Some other positions Su held included member of the sixth (1983–88) and later vice chairman of the seventh and eighth (1988–98) National Committee of the Chinese People's Political Consultative Conference (CPPCC), honorary chairman of the China Democratic League Central Committee (1997), and Conference and deputy to the National People's Congress (NPC).


Praised commonly in mathematical field as the "first geometer in the orient",[3] Su was engaged in research, teaching and education in differential geometry and computational geometry. In his early years, he made excellent contributions to affine differential geometry and projective differential geometry. He obtained extraordinary achievements in general space differential geometry, conjugating net theory in higher-dimensional space and computer aided geometry design.

Su's research on general surfaces led to the discovery of quartic algebraic surfaces of the third order. In recognition of his achievements, a geometric shape known as the "Su-cone" was named after him. In the 1940s, he made notable contributions to the theory of K-spreads, involving families of K-dimensional manifolds in space.

Throughout his career, Su authored over 160 mathematical papers published in both domestic and international journals.[4] He also wrote more than 20 monographs and textbooks on topics such as projective curves, projective surfaces, and affine differential geometry. Su's main papers are included in Selected Works of Buqing Su (1991). Notable among his works are "The General Projective Theory of Curves," (English translation 1958) "Affine Differential Geometry," (English translation 1983) and "Computational Geometry, Curve and Surface Modeling," (Chinese 1980; English edition 1989) co-authored with Dingyuan Liu.

Honors and awards

Su won the second prize of the first National Natural Science Award in 1956 for his work on "Geometry of K-spread Space and General Metric Space, Projective Curve Theory."

In 1978, his work, A Program of Hull Lofting, won the National Science Conference Award.

Su won the second prize of the first National Science and Technology Progress Award in 1985 for his collaborative effort on "A Production Process of the Hull Form by the Curved-Surface Method."

In 2001, the book, Geometry and Nonlinear Partial Differential Equations, which presents the proceedings of a conference on geometry and nonlinear partial differential equations, dedicated to Su in honor of his one-hundredth birthday.[5]

In August 2003, the International Council for Industrial and Applied Mathematics (ICIAM) established the "ICIAM Su Buqing Award" in recognition to contributions to the application of mathematics in economic growth and human development.
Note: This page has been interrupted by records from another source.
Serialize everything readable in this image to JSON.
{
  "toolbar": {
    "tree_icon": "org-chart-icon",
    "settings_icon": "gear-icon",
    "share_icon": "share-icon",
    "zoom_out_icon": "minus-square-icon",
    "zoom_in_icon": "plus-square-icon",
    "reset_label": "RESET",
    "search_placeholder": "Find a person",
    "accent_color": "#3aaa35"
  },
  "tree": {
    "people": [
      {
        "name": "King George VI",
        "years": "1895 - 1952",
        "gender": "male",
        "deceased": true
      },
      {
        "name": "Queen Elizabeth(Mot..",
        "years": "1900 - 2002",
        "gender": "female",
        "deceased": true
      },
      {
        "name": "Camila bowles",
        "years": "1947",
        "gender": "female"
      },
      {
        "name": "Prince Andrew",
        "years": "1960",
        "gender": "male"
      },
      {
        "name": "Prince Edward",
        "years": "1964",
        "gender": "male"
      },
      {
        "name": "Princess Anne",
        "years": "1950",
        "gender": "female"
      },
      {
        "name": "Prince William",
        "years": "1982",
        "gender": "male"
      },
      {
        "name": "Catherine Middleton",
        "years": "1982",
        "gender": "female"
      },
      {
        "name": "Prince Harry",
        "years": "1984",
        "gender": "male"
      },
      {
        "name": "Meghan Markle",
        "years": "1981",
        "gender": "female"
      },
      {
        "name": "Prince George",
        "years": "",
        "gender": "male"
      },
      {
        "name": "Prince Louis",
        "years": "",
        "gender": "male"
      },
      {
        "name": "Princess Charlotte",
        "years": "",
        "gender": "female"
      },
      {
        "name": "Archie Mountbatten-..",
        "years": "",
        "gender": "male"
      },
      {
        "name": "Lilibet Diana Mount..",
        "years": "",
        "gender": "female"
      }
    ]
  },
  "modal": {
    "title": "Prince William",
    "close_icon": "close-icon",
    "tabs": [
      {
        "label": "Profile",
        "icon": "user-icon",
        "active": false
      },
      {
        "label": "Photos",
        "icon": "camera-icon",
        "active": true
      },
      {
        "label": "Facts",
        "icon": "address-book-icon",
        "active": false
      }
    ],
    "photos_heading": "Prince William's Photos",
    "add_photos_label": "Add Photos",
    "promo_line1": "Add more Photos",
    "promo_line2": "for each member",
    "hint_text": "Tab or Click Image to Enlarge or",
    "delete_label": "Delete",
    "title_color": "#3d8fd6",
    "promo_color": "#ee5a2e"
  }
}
Furthermore, the Chinese Society for Industrial and Applied Mathematics (CSIAM) established the "CSIAM Su Buqing Applied Mathematics Award" in 2004.

Asteroid 297161 Subuchin, discovered by astronomers of the PMO NEO Survey Program in 2008, was named in his memory.[2] The official naming citation was published by the Minor Planet Center on 8 November 2019 (M.P.C. 118221).[6]



  1. ^ "Su Buqing, CAS Member and Mathematician, Passes Away" (Press release). Chinese Academy of Sciences. March 19, 2003. Archived from the original on September 27, 2007. Retrieved May 9, 2008.
  2. ^ a b "(297161) Subuchin". Minor Planet Center. Retrieved November 21, 2019.
  3. ^ a b "提示信息".
  4. ^ "Y Han. Su Buqing: A life of wind and rain as "geometry". Chinese Journal of Science People. 4th Edition". Retrieved June 20, 2023.
  5. ^ Chen, Shuxing; Yau, S.-T. (September 3, 2002). Geometry and Nonlinear Partial Differential Equations. AMS/IP Studies in Advanced Mathematics. Vol. 29. American Mathematical Society. doi:10.1090/amsip/029. ISBN 978-0-8218-3294-3.
  6. ^ "MPC/MPO/MPS Archive". Minor Planet Center. Retrieved November 21, 2019.